Mr. Haysom, who just arrived in Kosovo, shared with President Fatmir Sejdiu and Deputy Prime Minster Hajredin Kuçi the reconfiguration plans for the UN Interim Administration Mission in Kosovo (UNMIK), which will result in the substantial downsizing of staff.
“I had very constructive meetings with the Kosovo leadership,” said Mr. Haysom, who serves as the Secretary-General’s Acting Principal Deputy Special Representative in Kosovo.
“We agreed to enhance the fruitful cooperation between UNMIK and the Kosovo institutions that has existed over the years and that is now moving into a new dimension in light of UNMIK’s current and future role,” he added.
The plan put forward by Secretary-General Ban Ki-moon in June includes an enhanced operational role for the European Union in the area of rule of law under a UN “umbrella” headed by the Secretary-General’s Special Representative and in line with the 1999 Security Council resolution that established the mission.
A reconfigured UNMIK, according to Mr. Ban’s plan, would continue to carry out many functions, including those related to a dialogue with Serbia on provisions in six areas: police, courts, customs, transport and infrastructure, boundaries and Serbian patrimony.

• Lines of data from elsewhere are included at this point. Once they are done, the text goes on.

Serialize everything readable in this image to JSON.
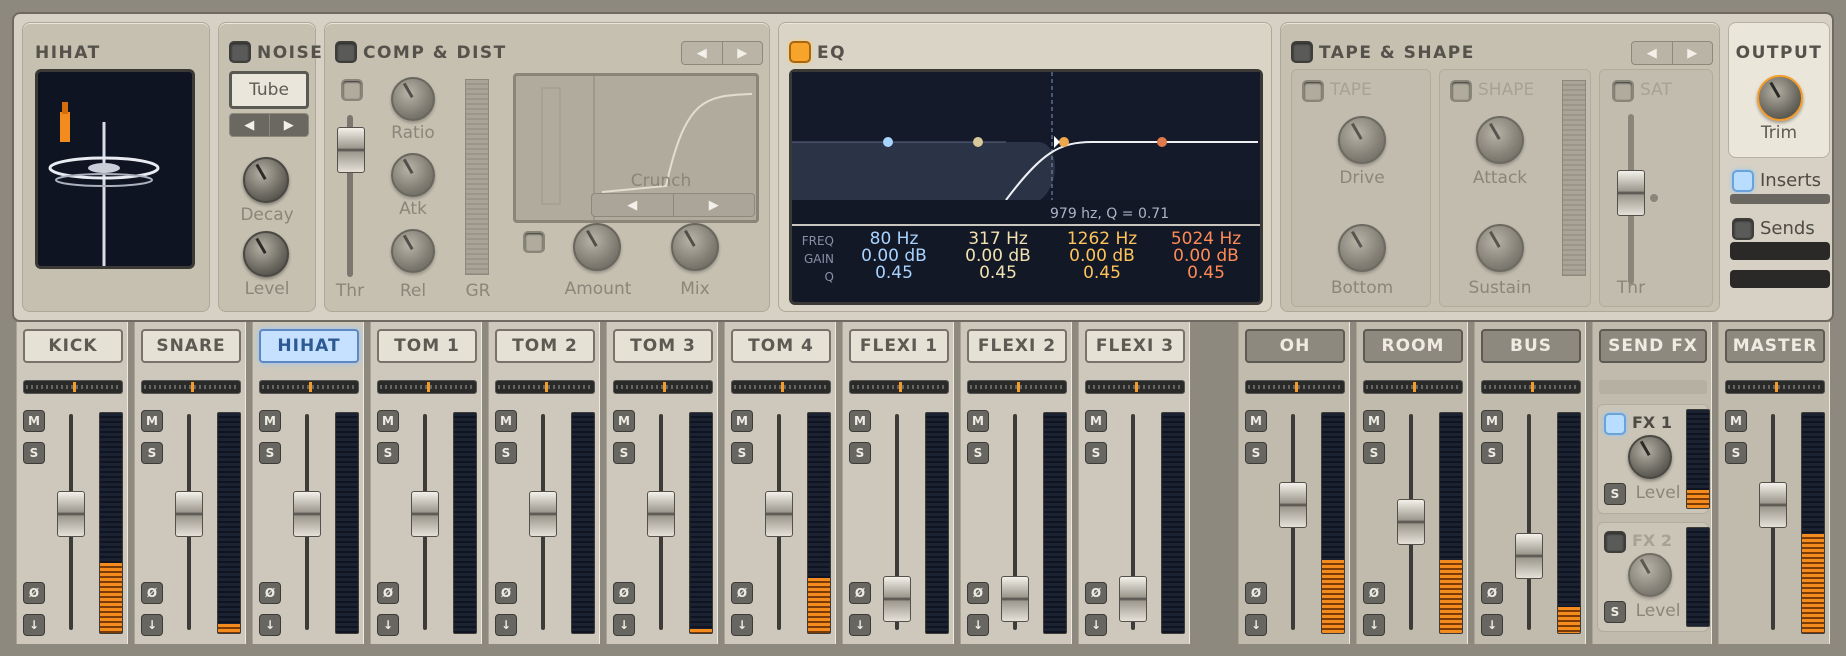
{
  "upper": {
    "instrument": {
      "title": "HIHAT"
    },
    "noise": {
      "title": "NOISE",
      "type": "Tube",
      "decay_label": "Decay",
      "level_label": "Level"
    },
    "comp": {
      "title": "COMP & DIST",
      "ratio": "Ratio",
      "atk": "Atk",
      "thr": "Thr",
      "rel": "Rel",
      "gr": "GR",
      "preset": "Crunch",
      "amount": "Amount",
      "mix": "Mix"
    },
    "eq": {
      "title": "EQ",
      "readout": "979 hz, Q = 0.71",
      "row_labels": [
        "FREQ",
        "GAIN",
        "Q"
      ],
      "bands": [
        {
          "freq": "80 Hz",
          "gain": "0.00 dB",
          "q": "0.45",
          "color": "#a9d3ff"
        },
        {
          "freq": "317 Hz",
          "gain": "0.00 dB",
          "q": "0.45",
          "color": "#f1e2b0"
        },
        {
          "freq": "1262 Hz",
          "gain": "0.00 dB",
          "q": "0.45",
          "color": "#ffc35a"
        },
        {
          "freq": "5024 Hz",
          "gain": "0.00 dB",
          "q": "0.45",
          "color": "#ff8a55"
        }
      ]
    },
    "tape": {
      "title": "TAPE & SHAPE",
      "tape": "TAPE",
      "shape": "SHAPE",
      "sat": "SAT",
      "drive": "Drive",
      "bottom": "Bottom",
      "attack": "Attack",
      "sustain": "Sustain",
      "thr": "Thr"
    },
    "output": {
      "title": "OUTPUT",
      "trim": "Trim",
      "inserts": "Inserts",
      "sends": "Sends"
    }
  },
  "channels": [
    {
      "name": "KICK",
      "pan": 0.5,
      "fader": 0.55,
      "meter": 0.32
    },
    {
      "name": "SNARE",
      "pan": 0.5,
      "fader": 0.55,
      "meter": 0.04
    },
    {
      "name": "HIHAT",
      "pan": 0.5,
      "fader": 0.55,
      "meter": 0.0,
      "selected": true
    },
    {
      "name": "TOM 1",
      "pan": 0.5,
      "fader": 0.55,
      "meter": 0.0
    },
    {
      "name": "TOM 2",
      "pan": 0.5,
      "fader": 0.55,
      "meter": 0.0
    },
    {
      "name": "TOM 3",
      "pan": 0.5,
      "fader": 0.55,
      "meter": 0.02
    },
    {
      "name": "TOM 4",
      "pan": 0.5,
      "fader": 0.55,
      "meter": 0.25
    },
    {
      "name": "FLEXI 1",
      "pan": 0.5,
      "fader": 0.05,
      "meter": 0.0
    },
    {
      "name": "FLEXI 2",
      "pan": 0.5,
      "fader": 0.05,
      "meter": 0.0
    },
    {
      "name": "FLEXI 3",
      "pan": 0.5,
      "fader": 0.05,
      "meter": 0.0
    }
  ],
  "busses": [
    {
      "name": "OH",
      "fader": 0.6,
      "meter": 0.33
    },
    {
      "name": "ROOM",
      "fader": 0.5,
      "meter": 0.33
    },
    {
      "name": "BUS",
      "fader": 0.3,
      "meter": 0.12
    }
  ],
  "sendfx": {
    "name": "SEND FX",
    "fx1": "FX 1",
    "fx2": "FX 2",
    "level": "Level"
  },
  "master": {
    "name": "MASTER",
    "fader": 0.6,
    "meter": 0.45
  },
  "buttons": {
    "m": "M",
    "s": "S",
    "phase": "Ø",
    "arrow": "↓"
  },
  "colors": {
    "accent": "#f39c29",
    "select": "#8ec8ff"
  }
}
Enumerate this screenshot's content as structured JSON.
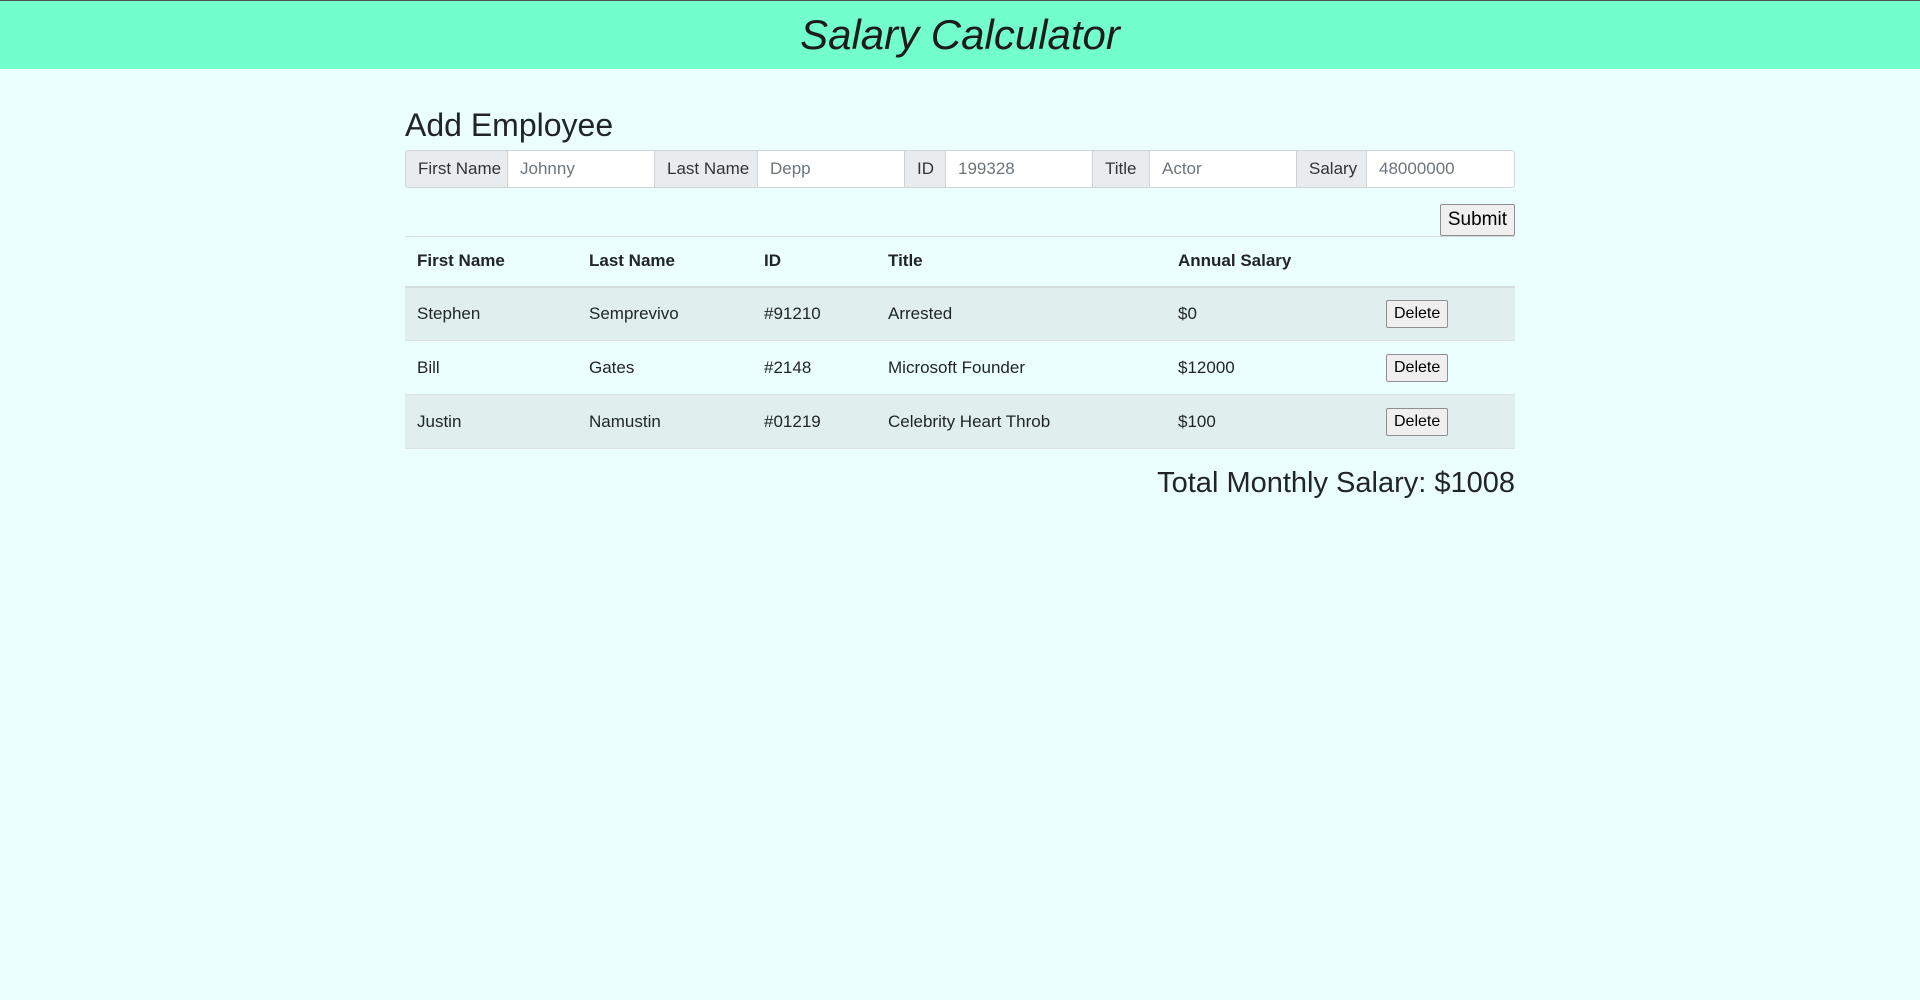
{
  "header": {
    "title": "Salary Calculator"
  },
  "form": {
    "heading": "Add Employee",
    "fields": [
      {
        "label": "First Name",
        "value": "Johnny"
      },
      {
        "label": "Last Name",
        "value": "Depp"
      },
      {
        "label": "ID",
        "value": "199328"
      },
      {
        "label": "Title",
        "value": "Actor"
      },
      {
        "label": "Salary",
        "value": "48000000"
      }
    ],
    "submit_label": "Submit"
  },
  "table": {
    "columns": [
      "First Name",
      "Last Name",
      "ID",
      "Title",
      "Annual Salary"
    ],
    "rows": [
      {
        "first": "Stephen",
        "last": "Semprevivo",
        "id": "#91210",
        "title": "Arrested",
        "salary": "$0",
        "action": "Delete"
      },
      {
        "first": "Bill",
        "last": "Gates",
        "id": "#2148",
        "title": "Microsoft Founder",
        "salary": "$12000",
        "action": "Delete"
      },
      {
        "first": "Justin",
        "last": "Namustin",
        "id": "#01219",
        "title": "Celebrity Heart Throb",
        "salary": "$100",
        "action": "Delete"
      }
    ]
  },
  "total": {
    "text": "Total Monthly Salary: $1008"
  },
  "colors": {
    "header_bg": "#73ffcb",
    "page_bg": "#ebfffe",
    "stripe": "#e0efee"
  }
}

UNMIK has been in place since mid-1999 after NATO forces drove Yugoslav troops out of Kosovo, where ethnic Albanians outnumber Serbs and other minorities by nine to one, amid deadly inter-communal fighting that year.